(DATASET RECORDS)
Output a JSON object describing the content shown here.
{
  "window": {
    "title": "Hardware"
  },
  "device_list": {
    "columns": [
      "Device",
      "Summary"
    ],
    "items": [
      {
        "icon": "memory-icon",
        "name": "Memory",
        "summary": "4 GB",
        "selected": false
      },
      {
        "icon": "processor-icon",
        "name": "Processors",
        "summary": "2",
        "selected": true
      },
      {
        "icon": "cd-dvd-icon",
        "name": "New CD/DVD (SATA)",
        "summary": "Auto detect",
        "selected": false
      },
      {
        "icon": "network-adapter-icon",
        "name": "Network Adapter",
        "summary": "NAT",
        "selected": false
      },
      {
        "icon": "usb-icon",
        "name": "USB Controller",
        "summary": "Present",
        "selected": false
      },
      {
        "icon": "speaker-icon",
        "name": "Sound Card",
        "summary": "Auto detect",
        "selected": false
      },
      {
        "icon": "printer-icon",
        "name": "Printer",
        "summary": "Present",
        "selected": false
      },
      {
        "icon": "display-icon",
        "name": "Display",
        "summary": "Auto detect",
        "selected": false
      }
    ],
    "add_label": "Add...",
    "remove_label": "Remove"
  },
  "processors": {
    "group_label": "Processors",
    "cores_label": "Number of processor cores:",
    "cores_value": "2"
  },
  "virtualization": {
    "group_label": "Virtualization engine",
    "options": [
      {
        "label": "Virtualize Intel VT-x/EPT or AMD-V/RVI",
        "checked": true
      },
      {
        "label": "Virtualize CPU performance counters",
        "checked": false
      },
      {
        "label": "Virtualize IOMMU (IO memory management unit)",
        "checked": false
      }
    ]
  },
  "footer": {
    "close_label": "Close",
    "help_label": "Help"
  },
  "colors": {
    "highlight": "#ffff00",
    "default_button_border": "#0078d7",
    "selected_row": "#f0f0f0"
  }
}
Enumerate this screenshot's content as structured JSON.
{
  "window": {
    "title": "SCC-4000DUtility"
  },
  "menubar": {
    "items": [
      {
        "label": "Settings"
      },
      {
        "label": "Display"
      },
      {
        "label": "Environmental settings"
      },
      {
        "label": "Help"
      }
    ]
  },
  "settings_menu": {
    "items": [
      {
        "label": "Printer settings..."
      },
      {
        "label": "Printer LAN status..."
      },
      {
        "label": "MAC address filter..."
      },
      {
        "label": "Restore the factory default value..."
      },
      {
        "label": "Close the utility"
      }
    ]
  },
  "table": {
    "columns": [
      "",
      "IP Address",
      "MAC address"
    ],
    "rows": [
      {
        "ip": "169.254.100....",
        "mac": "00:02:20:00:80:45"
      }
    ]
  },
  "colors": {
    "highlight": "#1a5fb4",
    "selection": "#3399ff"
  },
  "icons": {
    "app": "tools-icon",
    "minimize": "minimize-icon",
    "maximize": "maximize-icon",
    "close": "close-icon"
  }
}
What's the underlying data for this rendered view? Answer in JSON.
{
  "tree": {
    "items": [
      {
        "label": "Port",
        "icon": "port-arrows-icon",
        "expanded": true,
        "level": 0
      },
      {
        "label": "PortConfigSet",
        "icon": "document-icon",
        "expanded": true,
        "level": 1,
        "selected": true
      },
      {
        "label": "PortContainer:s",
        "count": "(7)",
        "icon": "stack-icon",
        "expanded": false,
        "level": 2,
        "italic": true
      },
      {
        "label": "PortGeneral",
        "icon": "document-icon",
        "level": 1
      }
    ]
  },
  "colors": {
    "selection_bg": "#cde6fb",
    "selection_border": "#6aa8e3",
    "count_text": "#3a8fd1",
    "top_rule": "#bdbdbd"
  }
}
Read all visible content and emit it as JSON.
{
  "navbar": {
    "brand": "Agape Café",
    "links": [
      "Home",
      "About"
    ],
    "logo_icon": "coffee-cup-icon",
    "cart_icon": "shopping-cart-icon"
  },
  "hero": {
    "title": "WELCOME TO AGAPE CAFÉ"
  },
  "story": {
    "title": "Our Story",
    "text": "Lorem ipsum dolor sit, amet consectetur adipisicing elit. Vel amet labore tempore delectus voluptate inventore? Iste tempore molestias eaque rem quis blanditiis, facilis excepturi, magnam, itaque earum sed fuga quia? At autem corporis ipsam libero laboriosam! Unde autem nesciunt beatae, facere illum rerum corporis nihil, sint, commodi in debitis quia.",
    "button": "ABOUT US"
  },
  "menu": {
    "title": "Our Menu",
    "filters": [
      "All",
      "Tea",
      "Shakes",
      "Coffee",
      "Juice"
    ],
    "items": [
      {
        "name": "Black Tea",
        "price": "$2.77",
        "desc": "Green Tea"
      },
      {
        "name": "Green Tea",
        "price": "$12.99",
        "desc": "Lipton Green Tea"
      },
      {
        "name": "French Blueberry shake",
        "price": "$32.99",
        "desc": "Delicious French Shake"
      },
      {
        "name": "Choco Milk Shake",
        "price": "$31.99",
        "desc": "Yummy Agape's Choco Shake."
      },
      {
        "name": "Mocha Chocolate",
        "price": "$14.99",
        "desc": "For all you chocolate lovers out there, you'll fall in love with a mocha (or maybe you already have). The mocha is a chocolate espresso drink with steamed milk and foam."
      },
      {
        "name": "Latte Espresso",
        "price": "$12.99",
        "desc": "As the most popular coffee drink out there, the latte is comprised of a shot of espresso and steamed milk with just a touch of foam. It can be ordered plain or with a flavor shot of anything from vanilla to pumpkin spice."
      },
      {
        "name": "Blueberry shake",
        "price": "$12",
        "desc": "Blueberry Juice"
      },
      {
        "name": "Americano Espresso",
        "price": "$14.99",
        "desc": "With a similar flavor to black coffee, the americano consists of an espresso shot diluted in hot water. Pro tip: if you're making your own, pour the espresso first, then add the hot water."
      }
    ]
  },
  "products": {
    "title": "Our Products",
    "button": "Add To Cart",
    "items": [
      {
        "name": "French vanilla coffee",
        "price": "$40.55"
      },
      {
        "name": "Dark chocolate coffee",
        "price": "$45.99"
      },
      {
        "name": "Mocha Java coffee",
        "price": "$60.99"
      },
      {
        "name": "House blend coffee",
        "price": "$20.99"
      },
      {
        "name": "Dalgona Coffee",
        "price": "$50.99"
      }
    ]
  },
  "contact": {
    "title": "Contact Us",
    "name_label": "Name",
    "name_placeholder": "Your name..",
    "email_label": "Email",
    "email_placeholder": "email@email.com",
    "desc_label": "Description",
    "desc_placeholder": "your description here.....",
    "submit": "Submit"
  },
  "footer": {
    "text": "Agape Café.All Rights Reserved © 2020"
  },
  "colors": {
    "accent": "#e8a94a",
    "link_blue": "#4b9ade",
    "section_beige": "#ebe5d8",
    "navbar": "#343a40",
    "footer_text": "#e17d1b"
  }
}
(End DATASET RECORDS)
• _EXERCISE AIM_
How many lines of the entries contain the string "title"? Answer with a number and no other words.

• _EXPECTED OUTPUT_
7